Significant energy sector reforms will be necessary if India is to meet its goal of universal electricity access by 2019, the World Bank has said.   

Based on a review of the nation’s power sector performance spanning two decades, the Bank’s latest report, More Power to India: the Challenge of Electricity Distribution, found significant progress – but also much work left to do.  

Among India’s achievements since the 1990s, the report noted a threefold increase in conventional power generation capacity, accompanied by significant private sector investment; government-supported growth in renewable energy capacity from zero to 12 per cent of the nation’s energy mix; the development of a modern grid linking the entire country; 2003’s Electricity Act and its market structure reform; and distribution of electricity service to over 250 million users, or three quarters of India’s population.

However, the study said, the power sector’s overall potential remains unrealized, with 300 million citizens still lacking electricity, and with even those in electrified areas facing an unreliable supply.  

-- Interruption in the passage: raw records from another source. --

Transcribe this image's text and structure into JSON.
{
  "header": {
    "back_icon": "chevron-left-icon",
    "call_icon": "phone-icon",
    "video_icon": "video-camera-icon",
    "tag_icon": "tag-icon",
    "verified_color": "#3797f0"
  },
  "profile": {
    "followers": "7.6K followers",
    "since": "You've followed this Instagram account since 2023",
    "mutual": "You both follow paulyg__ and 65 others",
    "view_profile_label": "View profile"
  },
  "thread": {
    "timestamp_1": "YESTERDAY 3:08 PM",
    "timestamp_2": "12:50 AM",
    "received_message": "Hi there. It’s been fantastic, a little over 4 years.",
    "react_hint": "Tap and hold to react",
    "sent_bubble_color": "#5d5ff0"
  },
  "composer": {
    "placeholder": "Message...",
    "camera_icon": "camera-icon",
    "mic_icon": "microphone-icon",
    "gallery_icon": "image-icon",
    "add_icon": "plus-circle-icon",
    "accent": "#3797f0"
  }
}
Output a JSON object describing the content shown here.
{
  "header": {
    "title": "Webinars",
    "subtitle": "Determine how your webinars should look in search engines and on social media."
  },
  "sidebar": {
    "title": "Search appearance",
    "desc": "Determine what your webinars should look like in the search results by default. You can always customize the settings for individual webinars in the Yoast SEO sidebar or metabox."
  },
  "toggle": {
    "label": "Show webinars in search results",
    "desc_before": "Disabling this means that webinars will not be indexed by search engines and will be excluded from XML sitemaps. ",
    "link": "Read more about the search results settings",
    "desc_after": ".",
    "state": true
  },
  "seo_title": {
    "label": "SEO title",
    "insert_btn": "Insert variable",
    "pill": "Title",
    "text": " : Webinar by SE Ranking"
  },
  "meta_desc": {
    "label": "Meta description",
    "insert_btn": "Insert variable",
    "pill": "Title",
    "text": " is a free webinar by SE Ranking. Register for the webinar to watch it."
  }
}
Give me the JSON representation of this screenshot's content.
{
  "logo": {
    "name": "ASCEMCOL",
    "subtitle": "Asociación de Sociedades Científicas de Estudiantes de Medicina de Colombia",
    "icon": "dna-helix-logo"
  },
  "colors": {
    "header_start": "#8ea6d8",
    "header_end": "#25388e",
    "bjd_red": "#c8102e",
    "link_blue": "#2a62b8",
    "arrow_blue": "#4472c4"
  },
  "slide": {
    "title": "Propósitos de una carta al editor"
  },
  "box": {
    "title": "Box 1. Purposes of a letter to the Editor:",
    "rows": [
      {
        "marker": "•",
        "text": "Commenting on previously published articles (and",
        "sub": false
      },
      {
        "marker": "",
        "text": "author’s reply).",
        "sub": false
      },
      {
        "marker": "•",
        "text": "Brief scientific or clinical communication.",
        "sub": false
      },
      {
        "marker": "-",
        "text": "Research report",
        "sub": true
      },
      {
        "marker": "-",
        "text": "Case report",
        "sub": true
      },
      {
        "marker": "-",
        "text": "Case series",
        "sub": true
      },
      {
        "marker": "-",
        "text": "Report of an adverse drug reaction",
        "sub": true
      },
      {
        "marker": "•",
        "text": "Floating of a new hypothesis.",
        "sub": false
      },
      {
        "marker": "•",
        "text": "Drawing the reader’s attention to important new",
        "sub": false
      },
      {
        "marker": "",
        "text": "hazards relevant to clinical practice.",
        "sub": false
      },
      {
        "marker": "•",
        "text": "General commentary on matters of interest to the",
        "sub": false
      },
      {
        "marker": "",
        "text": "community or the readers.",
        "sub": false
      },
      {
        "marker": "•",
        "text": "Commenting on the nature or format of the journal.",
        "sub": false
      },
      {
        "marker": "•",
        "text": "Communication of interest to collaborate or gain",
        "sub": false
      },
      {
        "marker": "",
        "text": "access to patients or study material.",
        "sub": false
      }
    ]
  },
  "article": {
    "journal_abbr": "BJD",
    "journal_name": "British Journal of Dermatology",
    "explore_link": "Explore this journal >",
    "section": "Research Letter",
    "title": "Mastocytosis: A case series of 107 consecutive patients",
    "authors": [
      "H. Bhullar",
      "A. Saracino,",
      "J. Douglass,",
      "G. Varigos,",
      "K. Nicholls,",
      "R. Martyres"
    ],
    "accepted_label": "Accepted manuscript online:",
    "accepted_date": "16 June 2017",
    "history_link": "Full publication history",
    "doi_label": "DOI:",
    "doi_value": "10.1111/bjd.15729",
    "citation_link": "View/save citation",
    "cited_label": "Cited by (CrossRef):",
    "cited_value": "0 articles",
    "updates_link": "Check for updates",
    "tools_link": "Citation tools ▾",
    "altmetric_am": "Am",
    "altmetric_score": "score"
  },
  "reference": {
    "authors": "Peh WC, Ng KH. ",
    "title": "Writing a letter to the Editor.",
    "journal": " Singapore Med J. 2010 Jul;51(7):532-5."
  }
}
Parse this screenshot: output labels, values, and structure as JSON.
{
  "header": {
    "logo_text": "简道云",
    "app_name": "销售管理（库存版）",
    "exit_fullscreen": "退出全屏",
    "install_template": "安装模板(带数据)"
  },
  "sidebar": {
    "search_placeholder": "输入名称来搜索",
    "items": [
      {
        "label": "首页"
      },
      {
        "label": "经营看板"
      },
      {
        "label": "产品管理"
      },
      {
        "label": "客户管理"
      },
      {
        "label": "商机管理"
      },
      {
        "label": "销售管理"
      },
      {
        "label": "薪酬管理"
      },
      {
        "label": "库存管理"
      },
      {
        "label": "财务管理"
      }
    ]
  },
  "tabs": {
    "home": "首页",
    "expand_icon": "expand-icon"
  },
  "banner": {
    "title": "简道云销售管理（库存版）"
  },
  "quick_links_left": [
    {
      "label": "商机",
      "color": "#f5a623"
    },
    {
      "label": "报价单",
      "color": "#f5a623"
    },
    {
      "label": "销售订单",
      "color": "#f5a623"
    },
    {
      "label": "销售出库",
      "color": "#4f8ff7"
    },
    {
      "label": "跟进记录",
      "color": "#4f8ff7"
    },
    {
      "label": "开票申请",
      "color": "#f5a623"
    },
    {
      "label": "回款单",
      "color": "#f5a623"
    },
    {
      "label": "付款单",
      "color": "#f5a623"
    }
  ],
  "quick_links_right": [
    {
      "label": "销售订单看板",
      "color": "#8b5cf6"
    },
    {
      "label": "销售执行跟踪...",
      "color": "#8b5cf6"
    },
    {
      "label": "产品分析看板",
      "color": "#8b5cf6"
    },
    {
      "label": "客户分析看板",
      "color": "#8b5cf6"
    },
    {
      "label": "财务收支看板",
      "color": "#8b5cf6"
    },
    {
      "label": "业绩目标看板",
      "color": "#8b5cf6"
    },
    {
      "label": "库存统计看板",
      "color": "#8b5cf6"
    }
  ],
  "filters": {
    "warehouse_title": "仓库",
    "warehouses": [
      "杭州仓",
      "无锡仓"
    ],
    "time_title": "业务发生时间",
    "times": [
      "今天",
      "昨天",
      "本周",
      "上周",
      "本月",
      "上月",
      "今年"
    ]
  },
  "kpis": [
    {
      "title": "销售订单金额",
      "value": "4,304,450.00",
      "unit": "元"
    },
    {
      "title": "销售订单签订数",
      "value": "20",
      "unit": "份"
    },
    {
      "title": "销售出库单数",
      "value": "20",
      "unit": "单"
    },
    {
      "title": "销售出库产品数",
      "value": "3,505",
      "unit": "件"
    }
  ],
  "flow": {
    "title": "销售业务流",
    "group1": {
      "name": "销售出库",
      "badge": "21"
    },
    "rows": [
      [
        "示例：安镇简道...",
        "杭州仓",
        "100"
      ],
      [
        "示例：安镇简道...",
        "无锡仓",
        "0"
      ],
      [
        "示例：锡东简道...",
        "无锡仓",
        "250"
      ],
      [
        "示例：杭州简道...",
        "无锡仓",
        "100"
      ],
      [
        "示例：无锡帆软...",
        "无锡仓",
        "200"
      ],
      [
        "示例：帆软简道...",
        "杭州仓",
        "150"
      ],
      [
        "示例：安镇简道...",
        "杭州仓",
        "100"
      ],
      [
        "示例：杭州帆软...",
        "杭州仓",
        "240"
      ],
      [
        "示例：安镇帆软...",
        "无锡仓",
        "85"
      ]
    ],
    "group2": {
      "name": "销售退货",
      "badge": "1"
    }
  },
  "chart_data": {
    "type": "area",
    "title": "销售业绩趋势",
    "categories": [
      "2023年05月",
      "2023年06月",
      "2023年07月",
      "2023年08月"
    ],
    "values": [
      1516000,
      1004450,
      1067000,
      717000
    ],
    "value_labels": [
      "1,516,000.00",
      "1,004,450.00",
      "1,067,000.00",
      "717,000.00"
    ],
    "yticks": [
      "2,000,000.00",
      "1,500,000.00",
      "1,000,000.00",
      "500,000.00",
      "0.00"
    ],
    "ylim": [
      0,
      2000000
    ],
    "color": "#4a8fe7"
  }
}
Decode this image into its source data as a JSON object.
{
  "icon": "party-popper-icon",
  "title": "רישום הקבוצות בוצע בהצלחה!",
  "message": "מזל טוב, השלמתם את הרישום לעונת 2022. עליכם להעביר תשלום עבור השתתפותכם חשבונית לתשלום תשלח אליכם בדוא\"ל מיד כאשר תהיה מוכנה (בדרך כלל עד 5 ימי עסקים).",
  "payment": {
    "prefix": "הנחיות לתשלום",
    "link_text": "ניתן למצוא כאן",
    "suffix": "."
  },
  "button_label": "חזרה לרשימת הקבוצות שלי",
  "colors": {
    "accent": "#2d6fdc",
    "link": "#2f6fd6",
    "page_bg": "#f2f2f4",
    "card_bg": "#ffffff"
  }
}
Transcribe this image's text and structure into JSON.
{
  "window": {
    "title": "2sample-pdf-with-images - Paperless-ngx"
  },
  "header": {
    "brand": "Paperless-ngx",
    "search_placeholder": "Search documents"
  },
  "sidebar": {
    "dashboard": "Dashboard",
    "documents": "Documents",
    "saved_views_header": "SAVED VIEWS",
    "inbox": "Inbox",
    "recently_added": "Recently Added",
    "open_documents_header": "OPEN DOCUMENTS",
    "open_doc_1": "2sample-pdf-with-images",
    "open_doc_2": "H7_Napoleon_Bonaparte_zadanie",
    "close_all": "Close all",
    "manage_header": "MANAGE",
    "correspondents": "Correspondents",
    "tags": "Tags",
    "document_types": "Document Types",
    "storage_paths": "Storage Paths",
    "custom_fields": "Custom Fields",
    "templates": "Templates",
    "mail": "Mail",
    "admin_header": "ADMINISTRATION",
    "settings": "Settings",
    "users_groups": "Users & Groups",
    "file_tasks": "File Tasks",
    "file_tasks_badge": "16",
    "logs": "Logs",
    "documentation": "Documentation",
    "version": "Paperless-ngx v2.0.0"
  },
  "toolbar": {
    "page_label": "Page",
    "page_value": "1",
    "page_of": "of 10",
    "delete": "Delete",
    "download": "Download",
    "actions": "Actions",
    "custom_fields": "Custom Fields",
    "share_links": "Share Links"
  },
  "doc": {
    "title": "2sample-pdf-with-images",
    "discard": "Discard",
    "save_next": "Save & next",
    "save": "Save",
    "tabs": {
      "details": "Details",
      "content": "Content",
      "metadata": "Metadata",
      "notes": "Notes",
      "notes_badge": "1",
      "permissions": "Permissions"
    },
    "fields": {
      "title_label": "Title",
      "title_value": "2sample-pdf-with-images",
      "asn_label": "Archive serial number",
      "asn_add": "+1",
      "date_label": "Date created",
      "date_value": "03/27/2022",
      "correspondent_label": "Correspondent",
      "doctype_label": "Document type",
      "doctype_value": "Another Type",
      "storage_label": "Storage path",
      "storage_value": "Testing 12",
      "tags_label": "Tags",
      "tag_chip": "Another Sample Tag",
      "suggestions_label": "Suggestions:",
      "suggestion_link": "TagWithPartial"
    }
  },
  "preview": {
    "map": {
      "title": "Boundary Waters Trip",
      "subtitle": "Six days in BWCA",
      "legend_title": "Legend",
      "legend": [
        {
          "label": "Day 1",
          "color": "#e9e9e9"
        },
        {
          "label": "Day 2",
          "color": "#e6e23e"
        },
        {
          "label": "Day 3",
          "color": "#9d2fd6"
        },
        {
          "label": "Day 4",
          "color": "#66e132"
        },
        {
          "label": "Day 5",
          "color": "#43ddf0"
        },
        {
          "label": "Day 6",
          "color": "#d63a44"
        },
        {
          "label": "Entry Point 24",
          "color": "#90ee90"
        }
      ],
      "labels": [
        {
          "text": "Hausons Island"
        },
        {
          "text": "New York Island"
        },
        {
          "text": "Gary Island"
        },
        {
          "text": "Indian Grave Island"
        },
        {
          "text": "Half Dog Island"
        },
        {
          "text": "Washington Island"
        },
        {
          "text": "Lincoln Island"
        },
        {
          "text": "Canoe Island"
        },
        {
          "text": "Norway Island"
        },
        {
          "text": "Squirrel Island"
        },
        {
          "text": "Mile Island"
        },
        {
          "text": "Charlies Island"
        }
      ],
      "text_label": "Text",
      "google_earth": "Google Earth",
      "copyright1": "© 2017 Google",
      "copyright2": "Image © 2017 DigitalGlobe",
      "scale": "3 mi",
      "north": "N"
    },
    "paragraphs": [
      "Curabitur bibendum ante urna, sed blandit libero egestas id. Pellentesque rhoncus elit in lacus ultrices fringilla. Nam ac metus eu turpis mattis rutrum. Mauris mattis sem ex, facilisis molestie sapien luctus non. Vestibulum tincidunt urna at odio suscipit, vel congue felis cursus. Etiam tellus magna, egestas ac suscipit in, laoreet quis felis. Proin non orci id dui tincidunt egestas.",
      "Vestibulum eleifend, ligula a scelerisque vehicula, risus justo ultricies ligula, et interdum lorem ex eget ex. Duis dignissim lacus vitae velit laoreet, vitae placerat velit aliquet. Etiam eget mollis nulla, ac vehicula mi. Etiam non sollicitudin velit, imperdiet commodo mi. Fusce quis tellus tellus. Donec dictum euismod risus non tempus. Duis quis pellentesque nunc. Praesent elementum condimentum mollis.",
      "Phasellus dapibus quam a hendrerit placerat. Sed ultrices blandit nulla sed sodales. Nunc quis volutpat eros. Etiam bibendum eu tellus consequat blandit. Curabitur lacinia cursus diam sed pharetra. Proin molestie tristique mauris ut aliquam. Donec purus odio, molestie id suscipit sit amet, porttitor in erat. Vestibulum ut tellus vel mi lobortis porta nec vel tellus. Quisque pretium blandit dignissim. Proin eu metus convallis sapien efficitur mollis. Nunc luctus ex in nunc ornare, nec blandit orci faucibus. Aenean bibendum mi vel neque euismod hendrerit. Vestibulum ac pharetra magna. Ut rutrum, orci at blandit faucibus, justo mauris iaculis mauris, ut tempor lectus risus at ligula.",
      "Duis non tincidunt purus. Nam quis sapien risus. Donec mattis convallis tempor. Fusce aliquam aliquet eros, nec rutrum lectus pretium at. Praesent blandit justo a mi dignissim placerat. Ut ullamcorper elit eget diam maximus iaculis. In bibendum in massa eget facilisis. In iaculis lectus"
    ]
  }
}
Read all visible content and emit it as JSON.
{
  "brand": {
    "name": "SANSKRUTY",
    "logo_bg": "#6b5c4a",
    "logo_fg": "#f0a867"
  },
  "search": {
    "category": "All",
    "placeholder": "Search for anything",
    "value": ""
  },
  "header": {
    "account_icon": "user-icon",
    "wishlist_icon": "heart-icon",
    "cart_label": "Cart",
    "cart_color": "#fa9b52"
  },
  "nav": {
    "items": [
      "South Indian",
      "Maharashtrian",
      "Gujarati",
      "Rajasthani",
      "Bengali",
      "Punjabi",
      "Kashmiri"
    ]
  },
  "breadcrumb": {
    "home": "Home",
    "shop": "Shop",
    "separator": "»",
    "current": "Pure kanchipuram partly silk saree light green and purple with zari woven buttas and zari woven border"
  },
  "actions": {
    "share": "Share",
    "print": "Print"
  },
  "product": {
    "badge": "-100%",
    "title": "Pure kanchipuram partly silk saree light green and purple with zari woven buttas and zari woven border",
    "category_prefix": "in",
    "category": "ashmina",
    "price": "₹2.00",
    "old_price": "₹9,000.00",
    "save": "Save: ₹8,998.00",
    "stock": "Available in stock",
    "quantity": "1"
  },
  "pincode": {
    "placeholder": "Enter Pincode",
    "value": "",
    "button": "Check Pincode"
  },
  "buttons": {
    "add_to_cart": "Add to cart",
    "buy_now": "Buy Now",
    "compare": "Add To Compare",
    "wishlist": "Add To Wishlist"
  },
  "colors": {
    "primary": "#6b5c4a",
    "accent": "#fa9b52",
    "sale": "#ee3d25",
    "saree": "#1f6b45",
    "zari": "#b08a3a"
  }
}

While the report applauded India’s progress in power generation and transmission, it took a critical view of the distribution segment, which has accrued growing debts and continuing losses that affect the entire value chain.

The study found a number of factors contributing to this poor performance: lax governance, a soft regulatory environment, tariffs that have not kept up with costs, power theft (with one fifth of supplied power not paid for), unfunded mandates and pervasive state government interference in electricity distribution companies.

Key recommendations of the report include full implementation of the Electricity Act mandates, especially tariffs, open access and performance standards; giving utilities and regulators autonomy while requiring accountability; and insulating utilities from state governments to prevent interference with internal operations.

“We have to reform governance of the sector to see transformative change,” said the study’s co-author Sudeshna Ghosh Banerjee, a senior economist at the World Bank Group. “Today, in addition to the state government, outside stakeholders, specifically the regulators and commercial financial institutions, have a key role to play in creating an operating environment that provides incentives for improved performance.”

The report comes at a time when India’s newly-elected government is focusing on power sector issues